Modbury, a small town and a parish in Devonshire. The town stands on steep declivities, descending to the bottom of a valley, 1½ mile E of the river Erme, 4¼ miles SSE of Ivy Bridge station on the Gr.W.R., and HJ'E by S of Plymouth, with a post, money order, and telegraph office. Acreage of the civil parish, 5874; population, 1406; of the ecclesiastical, 1474. The town has a parish council consisting; of twelve members, and also returns three district councillors. It dates from remote times; was anciently called Mortberry and Motberia; belonged in the time of the Confessor to Wado; was, with adjacent fields, the scene of a conflict between Royalist and Parliamentarian forces. The town consists chiefly of four streets, three descending the hills from the cardinal points to a common centre at the bottom of the valley; contains many houses with slated fronts; presents a smgularly picturesque aspect as seen from almost any neighbouring point of view; is well supplied with water from three old granite conduits; and has good inns, a church, a Baptist and a Wesleyan chapel, and a literary and scientific institution. The church, dedicated to St George½ is ancient, and was originally cruciform; consists now of nave, aisles, and chancel, with projecting sacrarium, S porch, and W steeple-the last rebuilt about 1621, renovated in 1884, and tapering from the ground to a height of 122 feet; has a curiously sculptured doorway in the N wall; underwent recent repair in the interior; and contains monuments of the Champernownes and the Swetes. The literary institution was founded and endowed in 1840 by Mr Richard King, a native of the town, who acquired wealth in America, and is a handsome edifice. A weekly market is held on Thursday, a cattle market on the second Monday of every month, and a large fair on 4 May. The manor went from Wado to the Valletorts, passed to the Okestones and the Champernownes, was held by the latter so early as the time-of Edward II., and passed in the beginning of the 18th century to the Legassickes. Modbury Court, on a hill immediately W of the town, was the seat of the Champernownes,. where they lived in great splendour; was fortified, besieged, and captured at the time of the Royalist and Parliamentarian conflict in 1642; and has been displaced by a modern house.

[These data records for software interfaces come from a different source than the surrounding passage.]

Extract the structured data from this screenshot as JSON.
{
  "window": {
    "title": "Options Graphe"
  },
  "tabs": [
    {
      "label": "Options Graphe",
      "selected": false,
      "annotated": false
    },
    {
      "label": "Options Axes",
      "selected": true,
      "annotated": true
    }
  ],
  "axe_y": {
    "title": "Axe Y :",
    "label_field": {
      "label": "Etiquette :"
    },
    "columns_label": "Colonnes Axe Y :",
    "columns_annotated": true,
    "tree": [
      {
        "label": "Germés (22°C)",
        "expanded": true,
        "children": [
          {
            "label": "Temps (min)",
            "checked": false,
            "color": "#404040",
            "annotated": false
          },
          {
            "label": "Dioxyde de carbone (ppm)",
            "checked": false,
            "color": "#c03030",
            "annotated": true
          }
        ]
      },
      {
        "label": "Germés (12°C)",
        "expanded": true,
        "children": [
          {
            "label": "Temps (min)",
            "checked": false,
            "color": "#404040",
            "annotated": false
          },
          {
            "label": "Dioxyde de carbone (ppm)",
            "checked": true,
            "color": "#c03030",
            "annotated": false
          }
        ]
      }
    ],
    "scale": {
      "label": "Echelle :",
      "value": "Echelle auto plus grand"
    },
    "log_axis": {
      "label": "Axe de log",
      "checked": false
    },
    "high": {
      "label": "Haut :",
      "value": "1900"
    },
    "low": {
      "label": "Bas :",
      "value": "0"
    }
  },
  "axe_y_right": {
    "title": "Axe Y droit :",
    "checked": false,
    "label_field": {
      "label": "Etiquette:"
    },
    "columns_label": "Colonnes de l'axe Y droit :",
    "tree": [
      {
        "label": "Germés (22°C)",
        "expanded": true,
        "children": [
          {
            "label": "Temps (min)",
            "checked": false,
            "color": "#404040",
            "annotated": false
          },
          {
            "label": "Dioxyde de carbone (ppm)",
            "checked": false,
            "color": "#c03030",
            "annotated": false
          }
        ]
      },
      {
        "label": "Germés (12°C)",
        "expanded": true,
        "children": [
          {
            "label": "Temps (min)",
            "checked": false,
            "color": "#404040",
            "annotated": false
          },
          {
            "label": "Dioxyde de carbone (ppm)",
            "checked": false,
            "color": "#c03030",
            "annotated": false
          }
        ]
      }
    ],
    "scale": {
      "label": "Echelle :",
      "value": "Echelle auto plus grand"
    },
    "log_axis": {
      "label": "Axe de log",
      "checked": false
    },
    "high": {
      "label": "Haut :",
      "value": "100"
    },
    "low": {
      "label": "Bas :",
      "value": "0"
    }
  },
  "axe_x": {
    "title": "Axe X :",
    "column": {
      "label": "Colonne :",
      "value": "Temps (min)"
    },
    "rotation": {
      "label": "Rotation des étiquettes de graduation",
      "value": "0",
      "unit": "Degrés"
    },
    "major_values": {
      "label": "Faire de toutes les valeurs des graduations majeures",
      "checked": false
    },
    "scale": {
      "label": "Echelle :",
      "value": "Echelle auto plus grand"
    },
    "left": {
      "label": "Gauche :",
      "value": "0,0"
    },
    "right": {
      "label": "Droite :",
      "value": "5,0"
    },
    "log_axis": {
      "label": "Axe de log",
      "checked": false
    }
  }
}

A Benedictine priory, a cell to St Peter-sur-Dive in Normandy, stood at Scotland Farm, was given by Henry VI. to Eton College, and has left some traces. Sir John Fortescue, Lord Chief Justice in the time of Henry VI., and Sir John Baker, president of the Royal College of Physicians in the 18th century, were natives. The living is a vicarage, united with the chapelry of Brownstone, in the diocese of Exeter; gross value, £320 with residence. Patron, Eton College.

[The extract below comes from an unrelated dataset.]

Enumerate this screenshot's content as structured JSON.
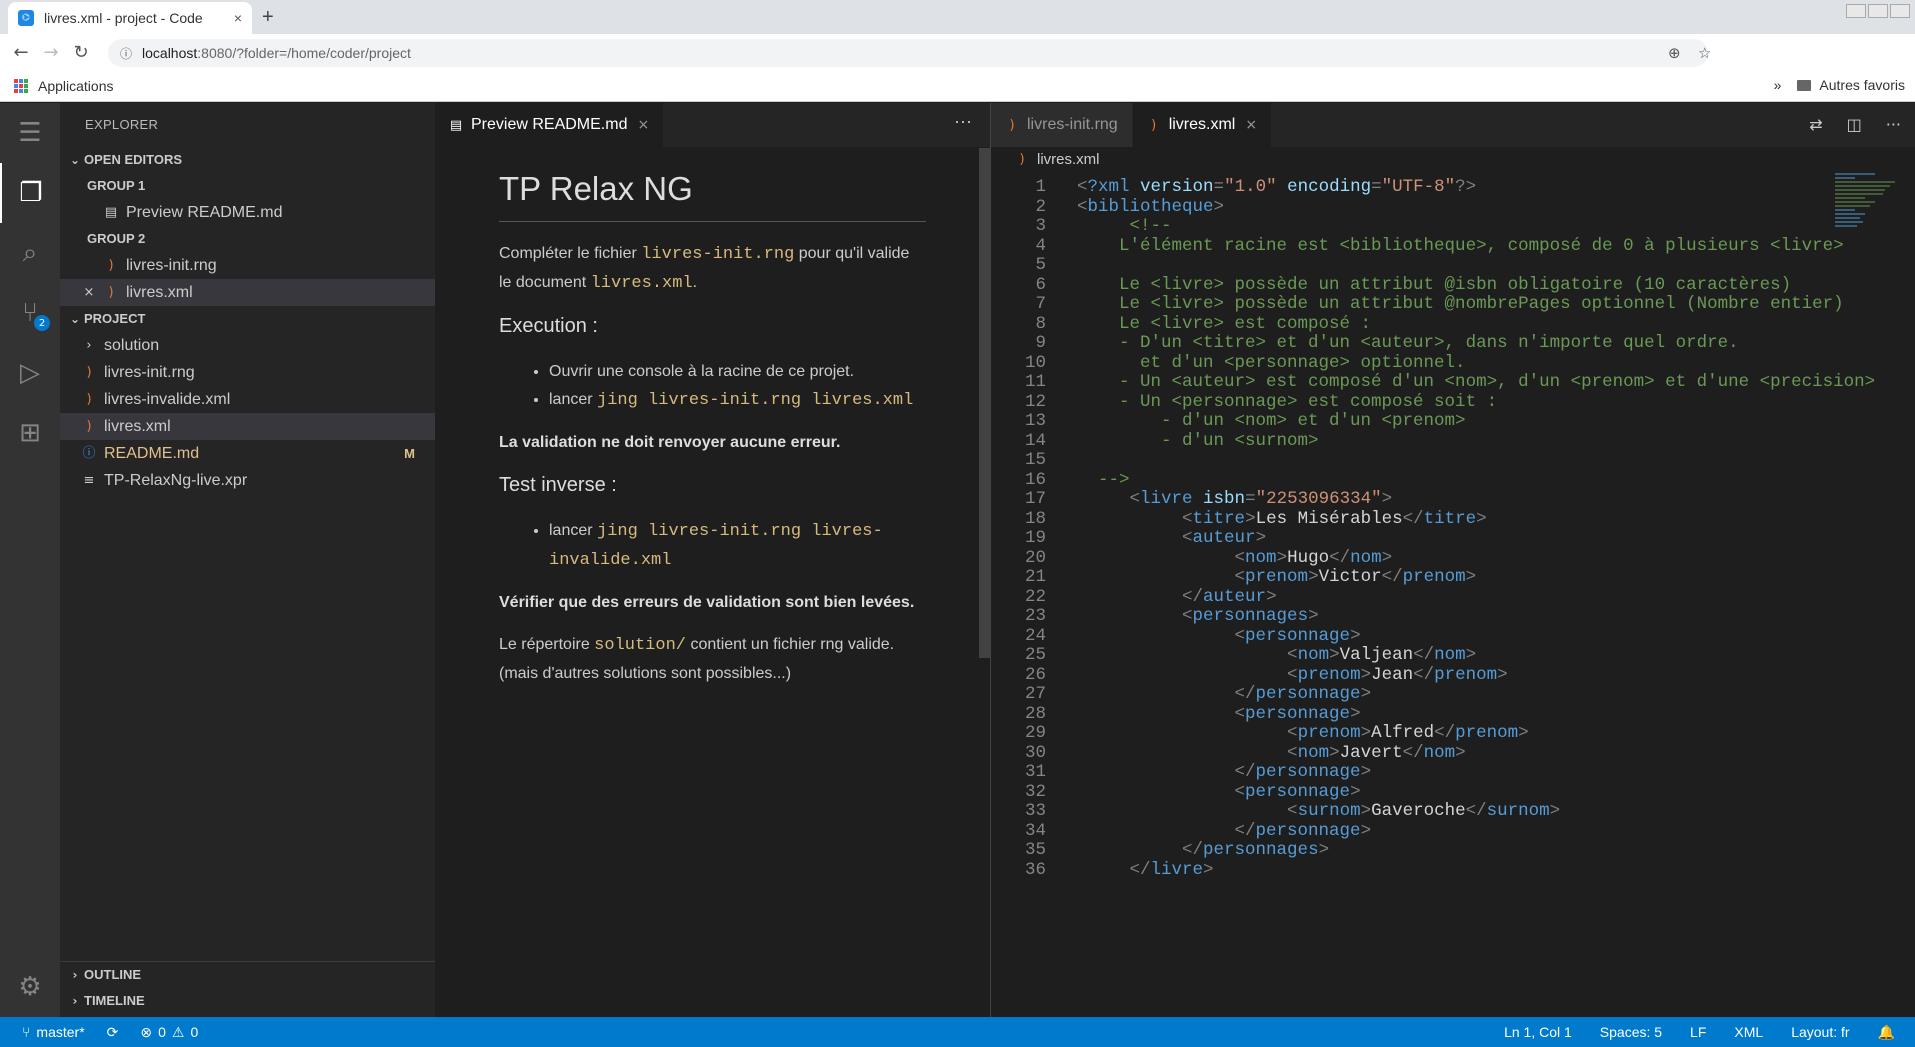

The following is a list of the administrative units in which this place was either wholly or partly included.
|Ecclesiastical parish||Modbury St. George|
|Poor Law union||Kingsbridge|

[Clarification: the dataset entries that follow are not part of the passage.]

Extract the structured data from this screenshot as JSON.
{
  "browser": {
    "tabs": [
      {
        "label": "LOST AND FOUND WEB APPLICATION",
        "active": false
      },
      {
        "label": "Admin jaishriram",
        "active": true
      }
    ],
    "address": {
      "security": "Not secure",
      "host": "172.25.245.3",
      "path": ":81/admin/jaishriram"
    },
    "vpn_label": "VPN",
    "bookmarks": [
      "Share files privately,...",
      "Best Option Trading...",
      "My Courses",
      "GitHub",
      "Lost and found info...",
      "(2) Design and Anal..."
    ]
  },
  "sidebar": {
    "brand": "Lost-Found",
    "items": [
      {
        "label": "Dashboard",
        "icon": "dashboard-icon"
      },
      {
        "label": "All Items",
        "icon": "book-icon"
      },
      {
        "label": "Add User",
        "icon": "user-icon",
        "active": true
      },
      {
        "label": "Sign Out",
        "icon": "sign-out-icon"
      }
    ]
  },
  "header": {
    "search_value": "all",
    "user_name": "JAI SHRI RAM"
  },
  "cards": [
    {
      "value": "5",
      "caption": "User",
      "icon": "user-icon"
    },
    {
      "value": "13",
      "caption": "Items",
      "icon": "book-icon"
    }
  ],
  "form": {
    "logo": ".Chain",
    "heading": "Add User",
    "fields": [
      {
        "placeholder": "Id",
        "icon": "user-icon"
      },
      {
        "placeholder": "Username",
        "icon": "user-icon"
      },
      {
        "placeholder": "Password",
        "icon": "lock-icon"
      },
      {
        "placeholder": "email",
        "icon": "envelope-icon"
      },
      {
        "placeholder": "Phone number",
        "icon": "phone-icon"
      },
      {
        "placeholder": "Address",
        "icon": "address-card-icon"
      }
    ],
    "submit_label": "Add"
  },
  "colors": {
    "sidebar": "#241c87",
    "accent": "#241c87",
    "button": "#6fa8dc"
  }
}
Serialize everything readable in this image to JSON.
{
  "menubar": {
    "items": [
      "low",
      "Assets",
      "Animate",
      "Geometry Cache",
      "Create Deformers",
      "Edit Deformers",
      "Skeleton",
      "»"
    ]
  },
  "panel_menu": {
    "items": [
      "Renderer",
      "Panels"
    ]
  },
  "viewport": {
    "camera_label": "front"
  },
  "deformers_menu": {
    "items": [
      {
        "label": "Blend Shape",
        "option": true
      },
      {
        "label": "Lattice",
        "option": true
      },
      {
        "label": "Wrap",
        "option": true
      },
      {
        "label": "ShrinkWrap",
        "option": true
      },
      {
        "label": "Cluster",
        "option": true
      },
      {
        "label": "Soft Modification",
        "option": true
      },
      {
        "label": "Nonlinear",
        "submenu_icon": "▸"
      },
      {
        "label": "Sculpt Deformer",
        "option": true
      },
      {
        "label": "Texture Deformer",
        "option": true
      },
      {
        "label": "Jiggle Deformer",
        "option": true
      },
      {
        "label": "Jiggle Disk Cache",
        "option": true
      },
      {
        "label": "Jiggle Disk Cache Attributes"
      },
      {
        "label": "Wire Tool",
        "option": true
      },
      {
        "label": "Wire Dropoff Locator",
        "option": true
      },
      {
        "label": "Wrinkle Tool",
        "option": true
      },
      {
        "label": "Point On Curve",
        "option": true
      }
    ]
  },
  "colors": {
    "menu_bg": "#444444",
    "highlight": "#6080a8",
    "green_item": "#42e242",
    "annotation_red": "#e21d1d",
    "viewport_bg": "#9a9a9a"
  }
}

Any dates in this table should be used as a guide only.
Directories & Gazetteers
We have transcribed the entry for Modbury from the following:
- Samuel Lewis' A Topographical Dictionary of England, by Samuel Lewis, seventh edition, published 1858. (Modbury (St. George))
Online maps of Modbury are available from a number of sites:
- Bing (Current Ordnance Survey maps).
- Google Streetview.
- National Library of Scotland. (Old maps)
- old-maps.co.uk (Old Ordnance Survey maps to buy).
- Streetmap.co.uk (Current Ordnance Survey maps).
- A Vision of Britain through Time. (Old maps)
Newspapers and Periodicals
The British Newspaper Archive have fully searchable digitised copies of the following newspapers covering Devon online:
The Visitation of the County of Devon in the year 1564, with additions from the earlier visitation of 1531, is online.
The Visitations of the County of Devon, comprising the Heralds' Visitations of 1531, 1564, & 1620, with additions by Lieutant-Colonel J.L. Vivian, published for the author by Henry S. Eland, Exeter 1895 is online.